Your task is to copy every line below that contains the word "JSON".

Dataset rows for apps and sites:

■ ■ ■ ■ ■ ■ ■

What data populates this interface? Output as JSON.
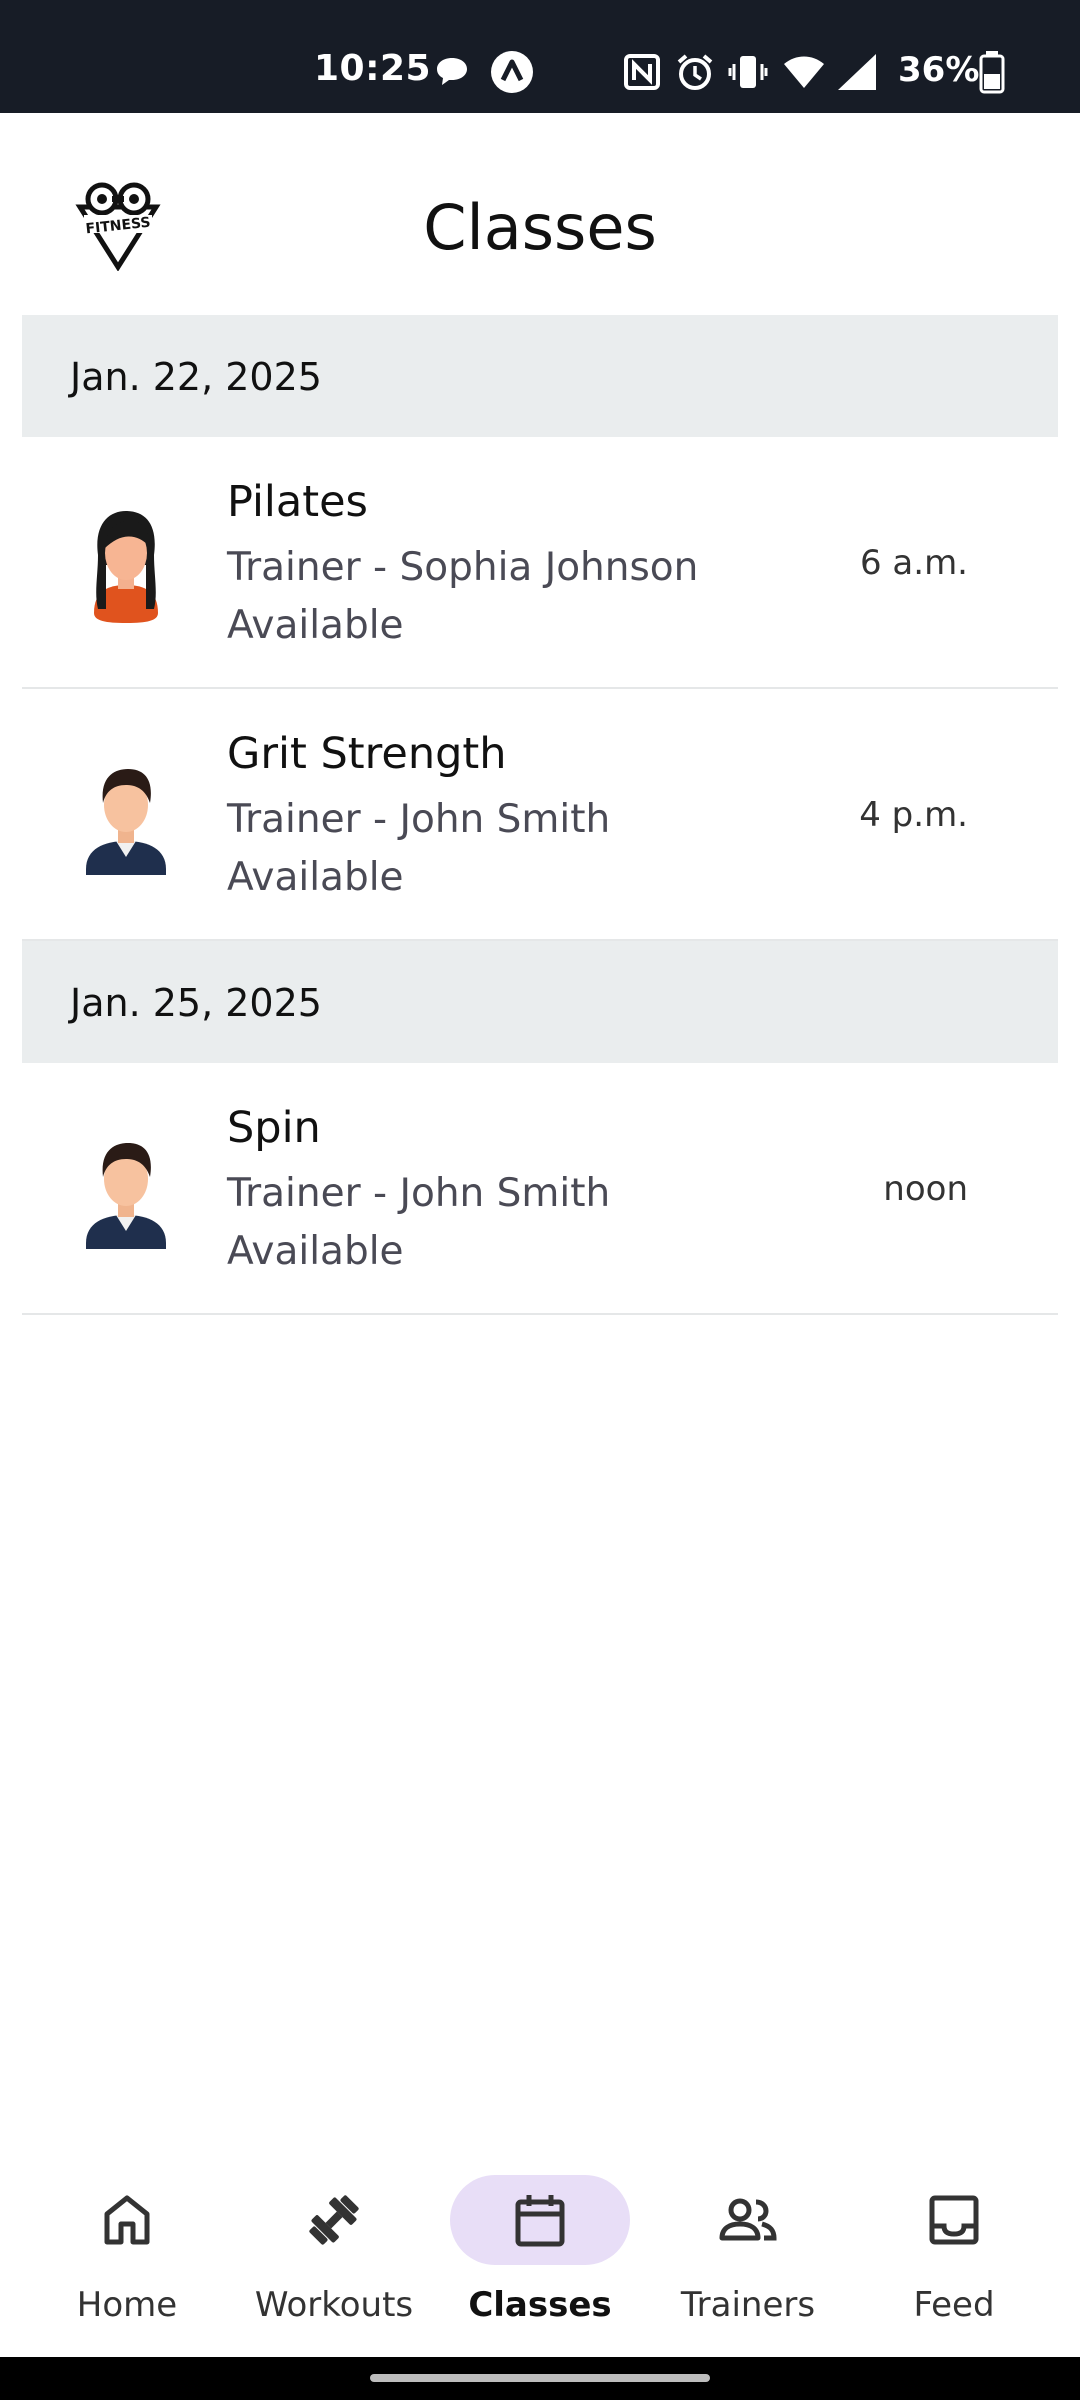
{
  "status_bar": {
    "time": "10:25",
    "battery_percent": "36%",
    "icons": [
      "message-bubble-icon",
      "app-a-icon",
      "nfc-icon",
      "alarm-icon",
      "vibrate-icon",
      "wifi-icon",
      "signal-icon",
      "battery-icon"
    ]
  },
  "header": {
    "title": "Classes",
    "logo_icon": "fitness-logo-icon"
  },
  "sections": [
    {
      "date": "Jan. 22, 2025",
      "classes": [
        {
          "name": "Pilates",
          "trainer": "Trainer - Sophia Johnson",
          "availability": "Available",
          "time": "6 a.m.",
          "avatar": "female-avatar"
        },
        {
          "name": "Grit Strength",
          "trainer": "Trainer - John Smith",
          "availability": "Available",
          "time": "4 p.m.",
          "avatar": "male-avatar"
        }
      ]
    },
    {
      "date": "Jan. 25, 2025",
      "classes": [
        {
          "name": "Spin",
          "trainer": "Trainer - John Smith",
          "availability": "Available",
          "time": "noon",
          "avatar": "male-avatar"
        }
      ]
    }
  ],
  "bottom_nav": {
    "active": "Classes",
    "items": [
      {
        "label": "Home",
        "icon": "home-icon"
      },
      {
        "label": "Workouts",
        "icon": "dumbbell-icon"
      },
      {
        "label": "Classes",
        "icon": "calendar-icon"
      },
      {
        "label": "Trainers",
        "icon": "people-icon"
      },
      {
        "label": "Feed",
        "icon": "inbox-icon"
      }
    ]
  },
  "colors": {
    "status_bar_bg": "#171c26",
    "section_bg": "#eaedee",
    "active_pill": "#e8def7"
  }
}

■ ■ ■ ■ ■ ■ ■

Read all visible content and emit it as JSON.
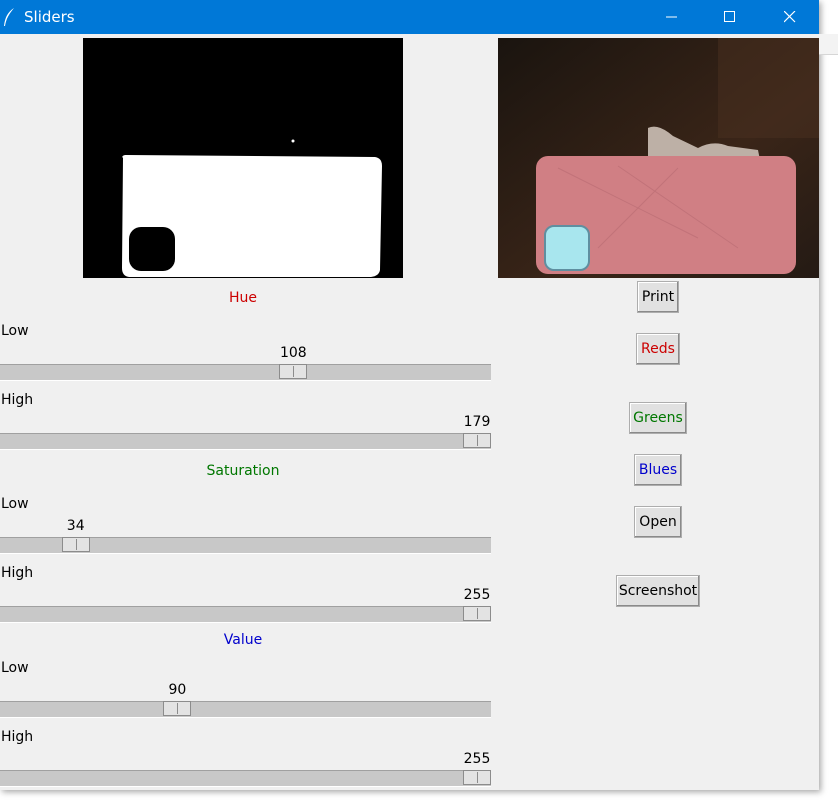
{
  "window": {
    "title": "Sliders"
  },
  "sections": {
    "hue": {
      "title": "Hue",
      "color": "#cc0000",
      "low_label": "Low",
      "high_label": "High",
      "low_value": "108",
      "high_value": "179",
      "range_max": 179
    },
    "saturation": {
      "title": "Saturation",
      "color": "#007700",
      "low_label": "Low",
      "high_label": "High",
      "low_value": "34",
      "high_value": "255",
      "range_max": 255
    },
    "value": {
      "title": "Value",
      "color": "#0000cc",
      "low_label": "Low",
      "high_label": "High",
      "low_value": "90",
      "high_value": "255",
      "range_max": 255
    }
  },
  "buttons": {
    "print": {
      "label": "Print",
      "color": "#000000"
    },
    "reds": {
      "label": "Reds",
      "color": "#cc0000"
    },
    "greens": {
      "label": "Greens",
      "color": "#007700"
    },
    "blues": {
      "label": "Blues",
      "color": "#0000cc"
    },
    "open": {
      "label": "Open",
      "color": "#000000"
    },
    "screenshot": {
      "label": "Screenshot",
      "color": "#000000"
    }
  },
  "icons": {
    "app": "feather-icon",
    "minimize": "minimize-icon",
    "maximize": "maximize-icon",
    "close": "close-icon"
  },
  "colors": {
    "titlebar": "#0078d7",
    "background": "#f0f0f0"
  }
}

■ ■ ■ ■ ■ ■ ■

EXERCISE ANSWER:
What data populates this interface? Output as JSON.
Read all visible content and emit it as JSON.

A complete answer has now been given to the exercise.